ISBN 978-0-230-34218-7. “The Big Flatline – Oil and the No-Growth Economy” by Jeff Rubin was published by Palgrave Macmillan in 2012. You remember Jeff don’t you? He wrote the outstanding “How Your World is About to get a Whole Lot Smaller” in 2009. It is a work that we recommend everyone reads. Not only was it a good read but it had a certain gravitas being from a man who had spent his career as the chief economist at CIBC Markets in Canada. Sadly no more. Now he is just an author who “blogs for the Huffington Post”. Nowadays he earns his money by writing about energy economics. And if there is one thing he knows it is the energy markets. So how do you follow up a classic?
ISBN 978-1-846-14448-6. “How Much is Enough? The Love of Money, and the Case for the Good Life” by Robert Skidelsky and Edward Skidelsky was published by Allen Lane (Penguin Group) in 2012. Robert and Edward are a father & son team; Robert is Professor of Political Economy whilst Edward is a lecturer in Philosophy. This work combines their interests and starts with Robert’s three volume biography of John Maynard Keynes. Their argument follows a torturous alternative path to a conclusion that we can all agree with: the pursuit of money, as an end in itself, is destructive. The Skidelskys propose a more paternalistic (less utilitarian) approach to economic management that helps us all focus on our quality of living. In their words “the good life”.
ISBN 978 1 84694 671 4. “No Local – Why Small-Scale Alternatives Won’t Change the World” by Greg Sharzer as published by Zero Books in 2012. This is a small book by a relatively unknown author. Its cover and title attempts to ape Naomi Klein’s “No Logo” but there is no comparison. At first glance the concept was very attractive to us: a critique of re-localisation. Yes, it is a critique but one by a devout Marxist. As such it is tortuous reading. It is like studying the work of an 18th Century Catholic theologian who argued that Buddhism was the work of the devil because Buddhists didn’t care how many angels could be stood on the head of a pin. The critique only makes sense if you are a Marxist.
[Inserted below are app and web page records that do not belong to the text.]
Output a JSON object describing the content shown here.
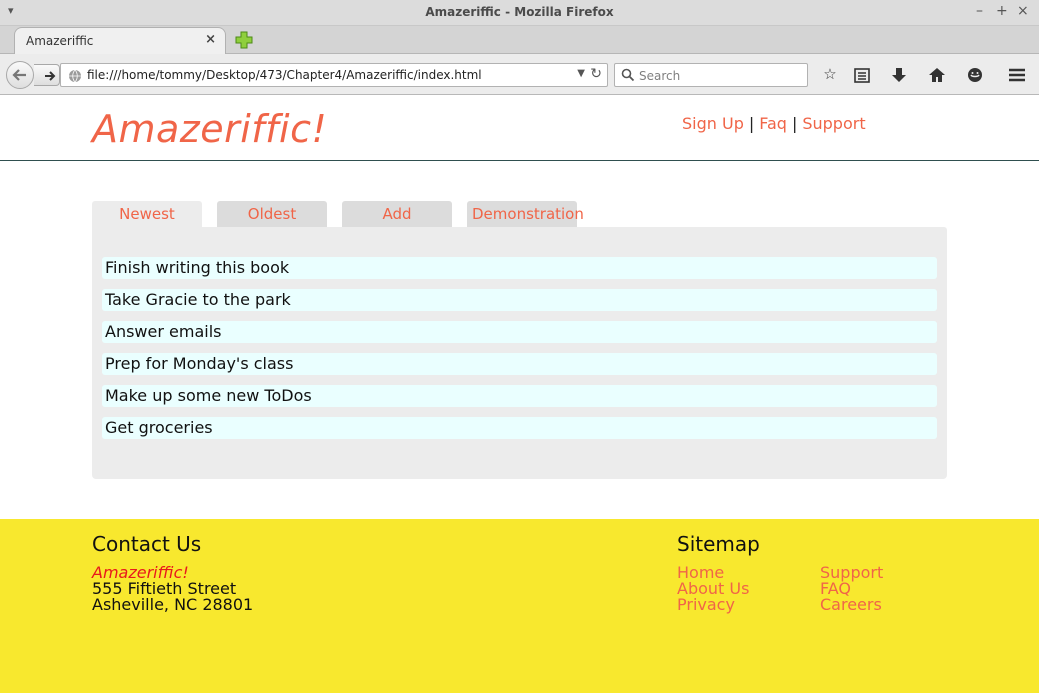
{
  "window": {
    "title": "Amazeriffic - Mozilla Firefox"
  },
  "browser": {
    "tab_title": "Amazeriffic",
    "url": "file:///home/tommy/Desktop/473/Chapter4/Amazeriffic/index.html",
    "search_placeholder": "Search"
  },
  "header": {
    "brand": "Amazeriffic!",
    "nav": [
      {
        "label": "Sign Up"
      },
      {
        "label": "Faq"
      },
      {
        "label": "Support"
      }
    ],
    "separator": "|"
  },
  "tabs": [
    {
      "label": "Newest",
      "active": true
    },
    {
      "label": "Oldest",
      "active": false
    },
    {
      "label": "Add",
      "active": false
    },
    {
      "label": "Demonstration",
      "active": false
    }
  ],
  "todos": [
    "Finish writing this book",
    "Take Gracie to the park",
    "Answer emails",
    "Prep for Monday's class",
    "Make up some new ToDos",
    "Get groceries"
  ],
  "footer": {
    "contact": {
      "heading": "Contact Us",
      "brand": "Amazeriffic!",
      "street": "555 Fiftieth Street",
      "city": "Asheville, NC 28801"
    },
    "sitemap": {
      "heading": "Sitemap",
      "col1": [
        "Home",
        "About Us",
        "Privacy"
      ],
      "col2": [
        "Support",
        "FAQ",
        "Careers"
      ]
    }
  },
  "colors": {
    "accent": "#f06548",
    "footer_bg": "#f8e82e",
    "todo_bg": "#eaffff",
    "panel_bg": "#ececec"
  }
}
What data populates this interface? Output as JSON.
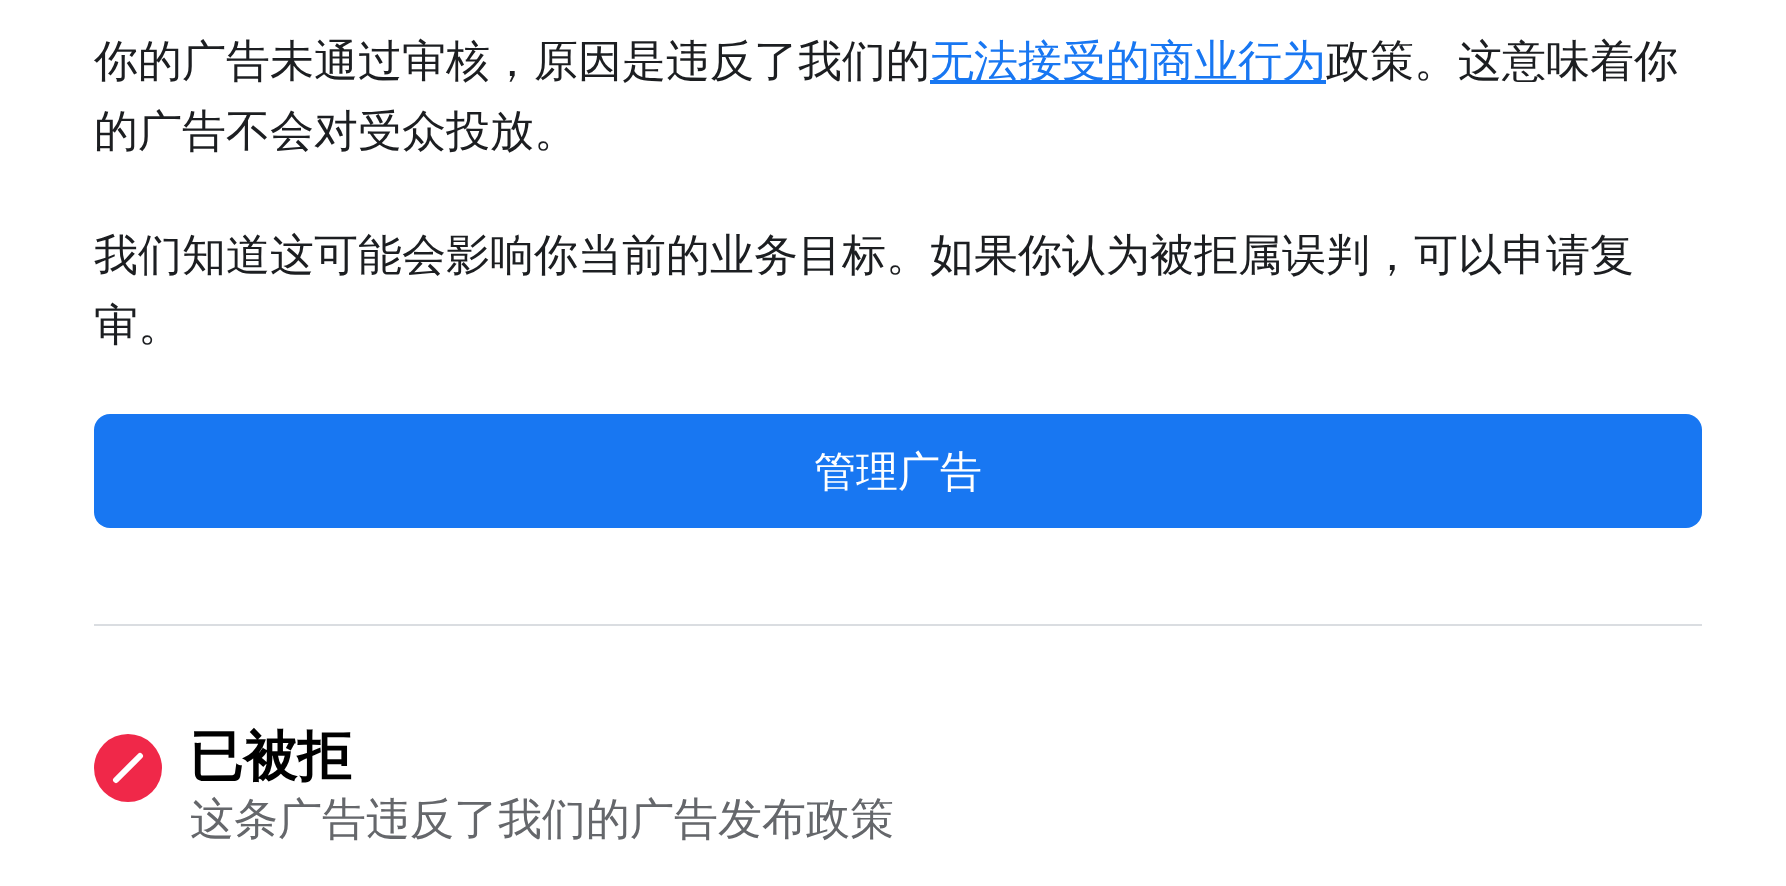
{
  "message": {
    "paragraphs": [
      {
        "before": "你的广告未通过审核，原因是违反了我们的",
        "link": "无法接受的商业行为",
        "after": "政策。这意味着你的广告不会对受众投放。"
      },
      {
        "before": "我们知道这可能会影响你当前的业务目标。如果你认为被拒属误判，可以申请复审。"
      }
    ]
  },
  "primary_button": {
    "label": "管理广告"
  },
  "status": {
    "kind": "rejected",
    "title": "已被拒",
    "description": "这条广告违反了我们的广告发布政策"
  }
}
ISBN 978-1846688935. “The New North – the world in 2050″ was published by Profile Books in 2012 (hardback published in 2010) and written by Laurence Smith. The paperback is 322 pages long consisting of Prologue, ten chapters in three parts, maps, photos, tables, Notes, Credits, Acknowledgments and Index. Smith is a professor of geography and earth & space sciences at UCLA. This is his first book but his UCLA colleagues (including Jared Diamond) clearly are impressed. As will you. His writing style is easy-going. He makes his travels around frozen wilderness seem exciting and tosses in the odd anecdote – including how he met his wife.